> WHAT YOU SHOULD DO: Repeat every entry exactly. Pictures stay out.

> STORED DATA:
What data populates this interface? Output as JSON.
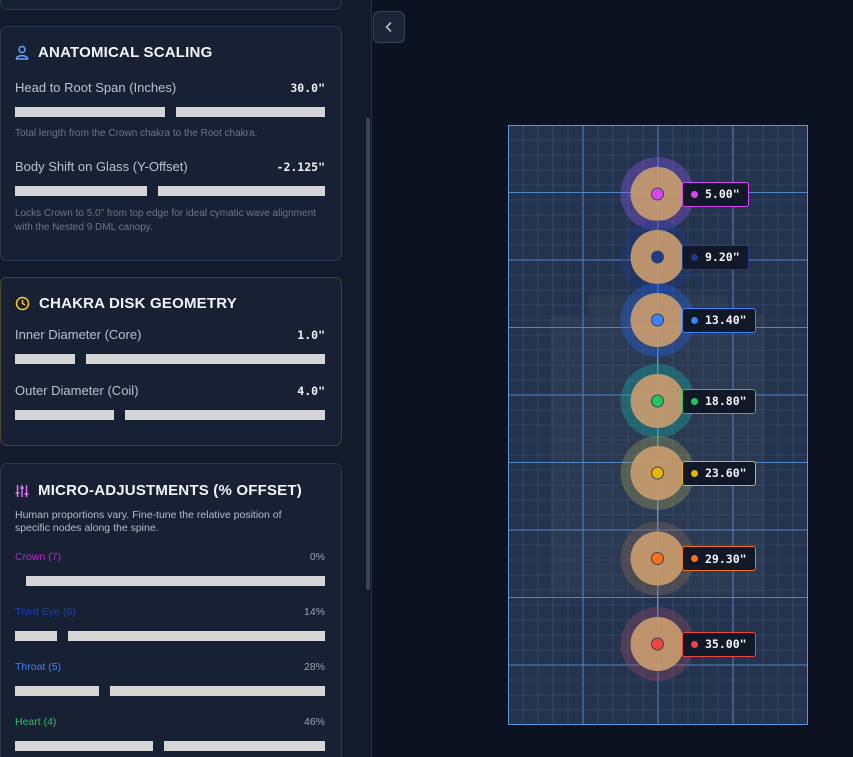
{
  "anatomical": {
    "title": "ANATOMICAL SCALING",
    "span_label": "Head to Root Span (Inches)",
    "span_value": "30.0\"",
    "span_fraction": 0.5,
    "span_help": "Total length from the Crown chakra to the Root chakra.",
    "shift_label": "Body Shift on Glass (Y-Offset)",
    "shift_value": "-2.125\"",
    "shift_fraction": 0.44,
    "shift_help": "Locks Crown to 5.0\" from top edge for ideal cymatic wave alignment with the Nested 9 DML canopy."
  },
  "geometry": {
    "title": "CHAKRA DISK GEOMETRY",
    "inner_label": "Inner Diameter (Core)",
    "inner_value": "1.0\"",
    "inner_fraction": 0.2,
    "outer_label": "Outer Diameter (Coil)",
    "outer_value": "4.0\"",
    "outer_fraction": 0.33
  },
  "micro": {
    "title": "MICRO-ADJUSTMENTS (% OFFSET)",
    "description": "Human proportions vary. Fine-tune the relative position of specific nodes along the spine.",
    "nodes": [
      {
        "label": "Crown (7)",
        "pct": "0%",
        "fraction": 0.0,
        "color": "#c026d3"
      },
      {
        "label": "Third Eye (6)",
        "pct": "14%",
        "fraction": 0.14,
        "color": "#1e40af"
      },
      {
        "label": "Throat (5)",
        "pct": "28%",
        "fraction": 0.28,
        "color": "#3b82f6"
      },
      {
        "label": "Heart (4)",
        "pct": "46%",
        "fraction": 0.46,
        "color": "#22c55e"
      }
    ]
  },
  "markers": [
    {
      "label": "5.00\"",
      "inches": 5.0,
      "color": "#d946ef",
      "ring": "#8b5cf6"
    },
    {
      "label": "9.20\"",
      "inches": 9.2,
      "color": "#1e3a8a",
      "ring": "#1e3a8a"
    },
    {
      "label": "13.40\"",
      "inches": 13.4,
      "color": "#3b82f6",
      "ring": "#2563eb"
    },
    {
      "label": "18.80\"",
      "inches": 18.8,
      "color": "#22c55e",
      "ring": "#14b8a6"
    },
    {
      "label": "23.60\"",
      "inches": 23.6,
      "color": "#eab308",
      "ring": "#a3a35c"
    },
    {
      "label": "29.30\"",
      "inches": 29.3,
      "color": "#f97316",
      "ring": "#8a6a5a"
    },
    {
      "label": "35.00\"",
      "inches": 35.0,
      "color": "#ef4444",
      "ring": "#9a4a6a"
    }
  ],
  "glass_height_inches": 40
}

> ANSWER SECTION:
What data populates this interface? Output as JSON.
{
  "anatomical": {
    "title": "ANATOMICAL SCALING",
    "span_label": "Head to Root Span (Inches)",
    "span_value": "30.0\"",
    "span_fraction": 0.5,
    "span_help": "Total length from the Crown chakra to the Root chakra.",
    "shift_label": "Body Shift on Glass (Y-Offset)",
    "shift_value": "-2.125\"",
    "shift_fraction": 0.44,
    "shift_help": "Locks Crown to 5.0\" from top edge for ideal cymatic wave alignment with the Nested 9 DML canopy."
  },
  "geometry": {
    "title": "CHAKRA DISK GEOMETRY",
    "inner_label": "Inner Diameter (Core)",
    "inner_value": "1.0\"",
    "inner_fraction": 0.2,
    "outer_label": "Outer Diameter (Coil)",
    "outer_value": "4.0\"",
    "outer_fraction": 0.33
  },
  "micro": {
    "title": "MICRO-ADJUSTMENTS (% OFFSET)",
    "description": "Human proportions vary. Fine-tune the relative position of specific nodes along the spine.",
    "nodes": [
      {
        "label": "Crown (7)",
        "pct": "0%",
        "fraction": 0.0,
        "color": "#c026d3"
      },
      {
        "label": "Third Eye (6)",
        "pct": "14%",
        "fraction": 0.14,
        "color": "#1e40af"
      },
      {
        "label": "Throat (5)",
        "pct": "28%",
        "fraction": 0.28,
        "color": "#3b82f6"
      },
      {
        "label": "Heart (4)",
        "pct": "46%",
        "fraction": 0.46,
        "color": "#22c55e"
      }
    ]
  },
  "markers": [
    {
      "label": "5.00\"",
      "inches": 5.0,
      "color": "#d946ef",
      "ring": "#8b5cf6"
    },
    {
      "label": "9.20\"",
      "inches": 9.2,
      "color": "#1e3a8a",
      "ring": "#1e3a8a"
    },
    {
      "label": "13.40\"",
      "inches": 13.4,
      "color": "#3b82f6",
      "ring": "#2563eb"
    },
    {
      "label": "18.80\"",
      "inches": 18.8,
      "color": "#22c55e",
      "ring": "#14b8a6"
    },
    {
      "label": "23.60\"",
      "inches": 23.6,
      "color": "#eab308",
      "ring": "#a3a35c"
    },
    {
      "label": "29.30\"",
      "inches": 29.3,
      "color": "#f97316",
      "ring": "#8a6a5a"
    },
    {
      "label": "35.00\"",
      "inches": 35.0,
      "color": "#ef4444",
      "ring": "#9a4a6a"
    }
  ],
  "glass_height_inches": 40
}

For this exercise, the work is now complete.